Nature, to me, is very much like space. It’s vast, changeable, and it doesn’t hate us. Nor does it love us. More terrifying than both of those possibilities, it gives absolutely no fucks about us. Our living and suffering and dying doesn’t register at all on that scale. Despite how harsh that sounds, it’s not a negative feeling to me. It’s almost akin to a…respect? An excitement?

The feelings I get in nature are the same as those I get from reading an excellent piece of writing that turns my chest inside out. Or listening to music that makes my “self” -everything that makes me, ME – disappear. It’s a feeling that makes me think about connection back through the whole of humanity, a connection to everyone who has ever connected with stories or music or to the overwhelming power of the world that has surrounded us for the entire duration of our history.

But to me, none of those feelings are described in the word “comfort.” I feel adrenaline, an aching hunger in my soul, a feeling that a sense of a cosmic completion is just out of reach.

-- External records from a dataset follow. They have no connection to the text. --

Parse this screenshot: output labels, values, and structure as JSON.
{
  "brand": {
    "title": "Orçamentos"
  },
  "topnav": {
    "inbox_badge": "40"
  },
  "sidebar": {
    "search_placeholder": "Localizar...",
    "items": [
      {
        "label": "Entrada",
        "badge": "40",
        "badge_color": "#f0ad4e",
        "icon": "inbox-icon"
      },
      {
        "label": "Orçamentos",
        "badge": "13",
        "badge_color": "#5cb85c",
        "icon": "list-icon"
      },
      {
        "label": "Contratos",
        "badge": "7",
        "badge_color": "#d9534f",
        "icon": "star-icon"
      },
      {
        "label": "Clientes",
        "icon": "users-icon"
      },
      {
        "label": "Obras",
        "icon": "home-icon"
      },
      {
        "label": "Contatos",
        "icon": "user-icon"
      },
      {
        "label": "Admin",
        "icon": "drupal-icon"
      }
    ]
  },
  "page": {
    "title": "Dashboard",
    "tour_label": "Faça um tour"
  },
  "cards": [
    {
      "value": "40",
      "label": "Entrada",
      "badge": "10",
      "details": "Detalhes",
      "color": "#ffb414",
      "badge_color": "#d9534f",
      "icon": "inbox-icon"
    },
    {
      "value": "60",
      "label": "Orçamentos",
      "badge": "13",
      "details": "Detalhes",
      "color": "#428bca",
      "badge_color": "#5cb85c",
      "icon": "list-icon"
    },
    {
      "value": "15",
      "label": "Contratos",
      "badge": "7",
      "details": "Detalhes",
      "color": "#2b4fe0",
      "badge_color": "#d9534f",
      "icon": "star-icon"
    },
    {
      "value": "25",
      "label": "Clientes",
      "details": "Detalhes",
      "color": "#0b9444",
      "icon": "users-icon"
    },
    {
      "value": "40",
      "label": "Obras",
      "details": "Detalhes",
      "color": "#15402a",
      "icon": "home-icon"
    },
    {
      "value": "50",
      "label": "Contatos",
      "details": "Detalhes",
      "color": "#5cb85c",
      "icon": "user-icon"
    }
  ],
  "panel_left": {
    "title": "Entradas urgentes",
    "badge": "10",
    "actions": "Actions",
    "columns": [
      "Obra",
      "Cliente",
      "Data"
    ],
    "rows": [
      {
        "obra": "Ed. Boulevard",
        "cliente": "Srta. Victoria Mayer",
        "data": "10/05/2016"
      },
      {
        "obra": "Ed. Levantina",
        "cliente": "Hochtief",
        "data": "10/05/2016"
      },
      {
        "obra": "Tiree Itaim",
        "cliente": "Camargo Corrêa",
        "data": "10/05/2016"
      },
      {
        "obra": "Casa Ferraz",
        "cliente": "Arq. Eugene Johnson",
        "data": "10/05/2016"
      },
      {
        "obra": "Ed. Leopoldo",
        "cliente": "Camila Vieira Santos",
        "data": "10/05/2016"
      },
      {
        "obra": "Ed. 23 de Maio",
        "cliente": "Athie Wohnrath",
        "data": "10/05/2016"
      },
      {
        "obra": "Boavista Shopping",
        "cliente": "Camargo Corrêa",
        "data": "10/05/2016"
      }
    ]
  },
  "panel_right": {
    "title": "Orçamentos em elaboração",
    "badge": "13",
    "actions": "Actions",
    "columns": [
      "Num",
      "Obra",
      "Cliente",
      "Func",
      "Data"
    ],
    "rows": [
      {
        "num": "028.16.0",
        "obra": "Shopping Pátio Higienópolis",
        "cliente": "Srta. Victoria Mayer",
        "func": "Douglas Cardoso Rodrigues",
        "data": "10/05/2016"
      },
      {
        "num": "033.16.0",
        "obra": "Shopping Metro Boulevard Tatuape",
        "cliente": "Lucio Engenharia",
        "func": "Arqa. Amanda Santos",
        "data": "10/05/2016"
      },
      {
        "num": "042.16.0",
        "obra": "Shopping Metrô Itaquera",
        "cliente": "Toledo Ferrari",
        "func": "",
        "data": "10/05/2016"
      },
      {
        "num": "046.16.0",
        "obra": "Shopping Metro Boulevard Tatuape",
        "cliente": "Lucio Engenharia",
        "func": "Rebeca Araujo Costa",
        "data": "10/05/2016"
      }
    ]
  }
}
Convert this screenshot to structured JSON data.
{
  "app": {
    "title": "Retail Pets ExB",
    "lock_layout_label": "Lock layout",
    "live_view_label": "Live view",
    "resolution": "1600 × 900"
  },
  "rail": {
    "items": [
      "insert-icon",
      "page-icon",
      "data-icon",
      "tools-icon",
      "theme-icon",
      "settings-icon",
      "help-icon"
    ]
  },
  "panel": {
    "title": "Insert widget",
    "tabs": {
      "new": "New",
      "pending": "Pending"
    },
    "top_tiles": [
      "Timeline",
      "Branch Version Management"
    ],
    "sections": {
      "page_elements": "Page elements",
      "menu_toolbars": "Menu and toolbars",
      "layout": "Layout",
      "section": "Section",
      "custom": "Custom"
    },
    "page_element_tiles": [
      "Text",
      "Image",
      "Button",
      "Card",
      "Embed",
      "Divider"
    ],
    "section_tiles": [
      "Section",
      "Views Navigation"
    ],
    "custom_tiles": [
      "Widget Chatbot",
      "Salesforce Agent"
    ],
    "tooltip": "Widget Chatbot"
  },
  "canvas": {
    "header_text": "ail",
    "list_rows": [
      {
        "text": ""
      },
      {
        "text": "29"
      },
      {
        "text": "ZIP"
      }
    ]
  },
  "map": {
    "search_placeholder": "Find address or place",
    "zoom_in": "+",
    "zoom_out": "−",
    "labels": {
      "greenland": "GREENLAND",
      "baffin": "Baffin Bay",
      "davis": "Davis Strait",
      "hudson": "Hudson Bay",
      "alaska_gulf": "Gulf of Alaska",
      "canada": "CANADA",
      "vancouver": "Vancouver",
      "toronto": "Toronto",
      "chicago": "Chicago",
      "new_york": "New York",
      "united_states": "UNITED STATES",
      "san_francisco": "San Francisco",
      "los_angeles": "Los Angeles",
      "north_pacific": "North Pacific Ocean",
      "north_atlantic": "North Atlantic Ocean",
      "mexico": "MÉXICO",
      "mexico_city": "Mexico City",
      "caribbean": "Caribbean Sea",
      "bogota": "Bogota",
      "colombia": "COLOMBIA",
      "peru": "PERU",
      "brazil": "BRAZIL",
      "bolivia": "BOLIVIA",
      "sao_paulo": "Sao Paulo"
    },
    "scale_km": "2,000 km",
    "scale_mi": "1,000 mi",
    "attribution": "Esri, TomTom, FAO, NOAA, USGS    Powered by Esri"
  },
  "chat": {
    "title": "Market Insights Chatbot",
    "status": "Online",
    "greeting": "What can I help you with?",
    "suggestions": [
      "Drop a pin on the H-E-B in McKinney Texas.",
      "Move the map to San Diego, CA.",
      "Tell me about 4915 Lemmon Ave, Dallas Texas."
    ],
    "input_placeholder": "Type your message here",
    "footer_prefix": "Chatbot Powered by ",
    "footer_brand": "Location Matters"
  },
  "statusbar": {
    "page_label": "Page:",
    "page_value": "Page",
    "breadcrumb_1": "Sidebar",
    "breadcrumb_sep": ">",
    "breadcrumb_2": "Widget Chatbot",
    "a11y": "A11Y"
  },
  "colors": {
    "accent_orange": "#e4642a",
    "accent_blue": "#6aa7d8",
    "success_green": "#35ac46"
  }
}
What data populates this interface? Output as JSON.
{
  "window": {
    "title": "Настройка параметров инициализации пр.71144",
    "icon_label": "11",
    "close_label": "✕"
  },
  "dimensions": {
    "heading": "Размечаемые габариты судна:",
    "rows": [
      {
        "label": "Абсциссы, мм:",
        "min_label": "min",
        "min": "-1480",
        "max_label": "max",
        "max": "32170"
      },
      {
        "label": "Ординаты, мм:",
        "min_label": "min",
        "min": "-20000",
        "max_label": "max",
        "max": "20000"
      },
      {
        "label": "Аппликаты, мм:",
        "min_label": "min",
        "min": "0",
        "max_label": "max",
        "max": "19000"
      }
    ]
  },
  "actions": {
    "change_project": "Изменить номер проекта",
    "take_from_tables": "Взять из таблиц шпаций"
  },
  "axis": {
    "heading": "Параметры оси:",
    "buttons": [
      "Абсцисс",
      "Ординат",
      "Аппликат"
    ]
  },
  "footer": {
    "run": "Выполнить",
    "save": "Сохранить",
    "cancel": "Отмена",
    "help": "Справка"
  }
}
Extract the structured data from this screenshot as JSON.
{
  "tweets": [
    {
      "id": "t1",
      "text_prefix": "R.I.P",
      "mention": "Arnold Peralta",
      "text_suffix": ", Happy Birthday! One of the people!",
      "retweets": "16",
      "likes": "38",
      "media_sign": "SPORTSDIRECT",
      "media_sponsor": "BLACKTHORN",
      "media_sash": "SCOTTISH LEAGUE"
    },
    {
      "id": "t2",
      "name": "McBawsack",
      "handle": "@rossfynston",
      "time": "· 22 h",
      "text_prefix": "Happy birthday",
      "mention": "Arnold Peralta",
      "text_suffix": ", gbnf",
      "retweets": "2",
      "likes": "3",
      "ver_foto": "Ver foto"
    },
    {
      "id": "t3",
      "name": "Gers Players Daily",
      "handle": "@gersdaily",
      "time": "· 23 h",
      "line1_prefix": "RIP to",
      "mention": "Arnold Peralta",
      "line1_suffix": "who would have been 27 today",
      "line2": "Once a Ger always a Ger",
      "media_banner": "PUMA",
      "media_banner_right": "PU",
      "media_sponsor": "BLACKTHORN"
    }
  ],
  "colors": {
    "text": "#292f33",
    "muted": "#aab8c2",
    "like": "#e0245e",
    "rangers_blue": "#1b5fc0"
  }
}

Language is necessarily imprecise. We use it as shorthand, to hopefully convey the essence of things that we are thinking and feeling and doing. But it falls so short, and we fall so short in our use of it.

Take “I love you.” The words that make your heart beat faster when the person you’re hoping feels the same as you do says them. The words you say to a mother or father or sibling at the end of a phone call. The words that you say to a friend when they hand you a coffee after a long morning at work.

We use those same three words to mean so many things – I desire you sexually. I desire you romantically. I feel a deep connection with you. You are family. You are important to me. I would die for you. I would die without you. I’m grateful for you.

We assume that the listener understands what we mean from context clues, and from past experience. Sometimes they do, sometimes they don’t. But it’s rare that we stop and acknowledge that what we say doesn’t always communicate exactly what we mean.

I’m thinking about all this because I just drove up the coast to Malibu. I’m working at the annual 7th grade retreat for the next few days. When we got there, the staff asked the teachers to join the introductions, telling the kids where we were from and what our deepest fear is.

I said tsunamis, because I’d just driven up the coast, and because the ocean always has an edge of malevolent possibility in mind. It’s not true that it’s my deepest fear, although it lurks somewhere in my Generalized Anxiety Disorder pantheon. I don’t know if I know what my deepest fear is. Or, to be accurate in my language, I’m not sure I want to think hard enough to find out.

I’m not sure why I’m so obsessed with the meanings within and behind words. Sometimes I wonder if I’m bored by the everyday routine of my life and I get wrapped up in ways to complicate and analyze the hell out of it. Maybe it’s because I often feel like spoken words fall short of what I’m actually trying to get across. Or maybe I just read too many books.